The criticism — of the tour in general, but mostly of Axl's voice — won't stop, but that's to be expected. Axl Rose has his flaws. In the next few hours, as you Google “GNR at Dodger Stadium,” wondering if you should pay hundreds, thousands or just $22.75 for tickets today, you'll read reviews with headlines like (and these are all real) “Does Guns N' Roses Still Have an Appetite for Destruction?” or “Guns N' Roses Reunion: Legit?” or my favorite, “Guns N' Roses Show Their Age.” You'll read a lot of trite wordplay using “appetite” or “illusion” or “democracy” in uncreative ways to say that Axl Rose, like Elvis in '77, or Jim Morrison in '69, doesn't have the (here it comes) “appetite” anymore.
Then there's the bitter fanboy argument, which states that GNR without Izzy Stradlin, their founding rhythm guitar player, is just a “cash grab,” or what some pretentious blogger described to me as a reason to “protest” this tour. “Where's Izzy?” is a fair question to ask, as he co-wrote a lot of their hits and brought a coolness to their live show. But fuck it, we're not getting him, so why beat a dead horse?
So seeing the world's biggest rock band at Dodger Stadium is definitely a Not in This Lifetime (there you have it, some uncreative wordplay) moment. It's only the second, and perhaps the last, baseball stadium GNR will play on this tour. It's hard to say how many fans actually attended the show, even if it was reportedly sold out, but aside from about 500 seats sectioned off for pyrotechnics, and a noticeable gap behind home base, the stadium looked full, which means the number was at least around 44,000.
The last time the classic lineup played a stadium in Los Angeles was in 1992, when GNR played the Rose Bowl on the Use Your Illusion tour. The production manager at that time was Dale “Opie” Skjerseth, who's now running production on the Not In This Lifetime tour. He's in charge of 36 trucks and 200 crew members. “I'm not planning on going home,” Skjerseth said during a press preview walkthrough at the stadium, when asked if the the current tour, which recently expanded to Australia and Japan, could possibly match the 194 shows of the monstrous Use Your Illusion tour.
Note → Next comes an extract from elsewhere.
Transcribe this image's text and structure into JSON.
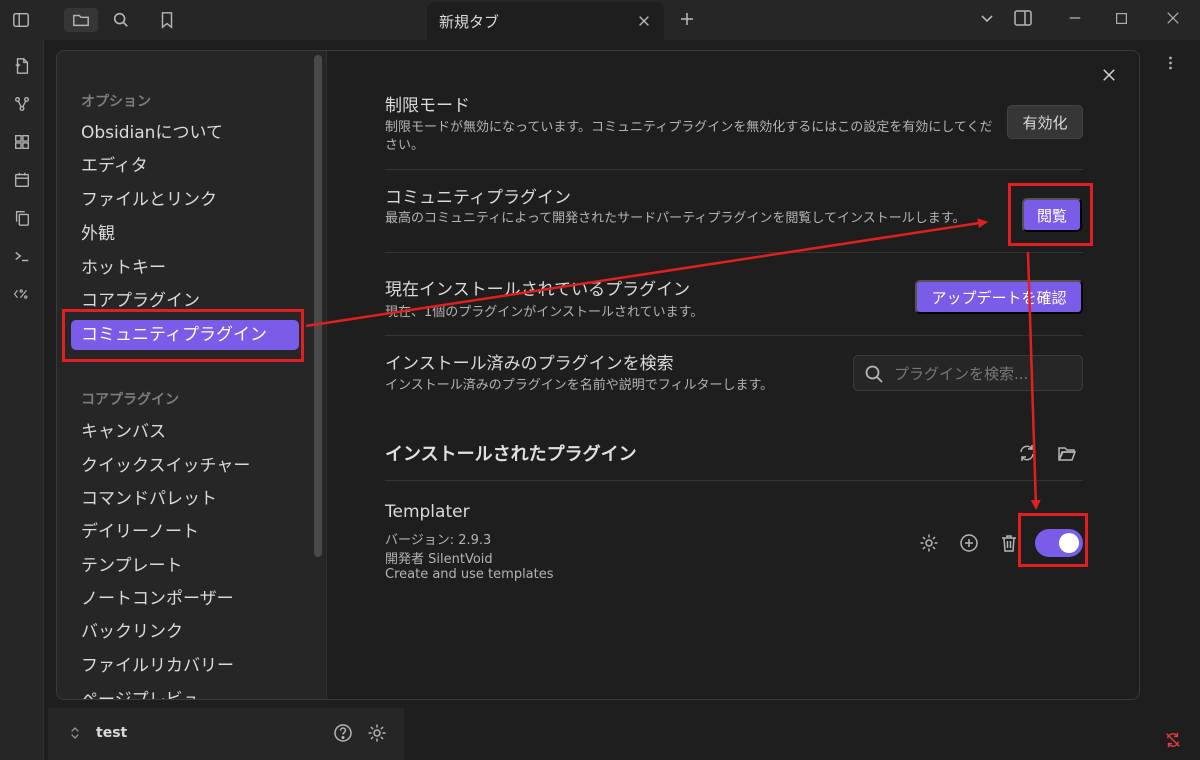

As at most shows on this tour, the scene stealer was Slash, who played with an assortment of guitars, including several custom Gibson Les Pauls, emerald and red B.C. Rich Mockingbird guitars, a Guild double-neck for “Civil War,” a Gibson for “Knockin' on Heaven's Door” and a few others he vaporized with his fingers, playing like the Hendrix or Van Halen of this generation.
When the history books are written about the GNR reunion, the one point of consensus will likely be that Slash played with a level of mastery that has made this tour a showcase of his guitar. From his eyes-closed solo on “November Rain,” to his own version of the Chuck Berry walk, Slash's technique and showmanship forced us all, together at once, to become a crowd of slobbering Waynes and Garths: “We're not worthy, we're not worthy.”
Guns N' Roses play a second set at Dodger Stadium tonight. They are expected to take the stage at 8 p.m.
Set list below.
1. It's So Easy
2. Mr. Brownstone
3. Chinese Democracy
4. Welcome to the Jungle
5. Double Talkin' Jive
7. Live and Let Die
8. Rocket Queen
9. You Could Be Mine
10. Attitude (Misfits cover)
11. This I Love
12. Civil War
14. Theme from the Godfather
15. Sweet Child O' Mine
17. Out Ta Get Me
18. Wish You Were Here (Pink Floyd cover)
19. November Rain
21. Knockin' on Heaven's Door (Bob Dylan cover)
23. Catcher in the Rye
25. The Seeker (The Who cover)
26. Paradise City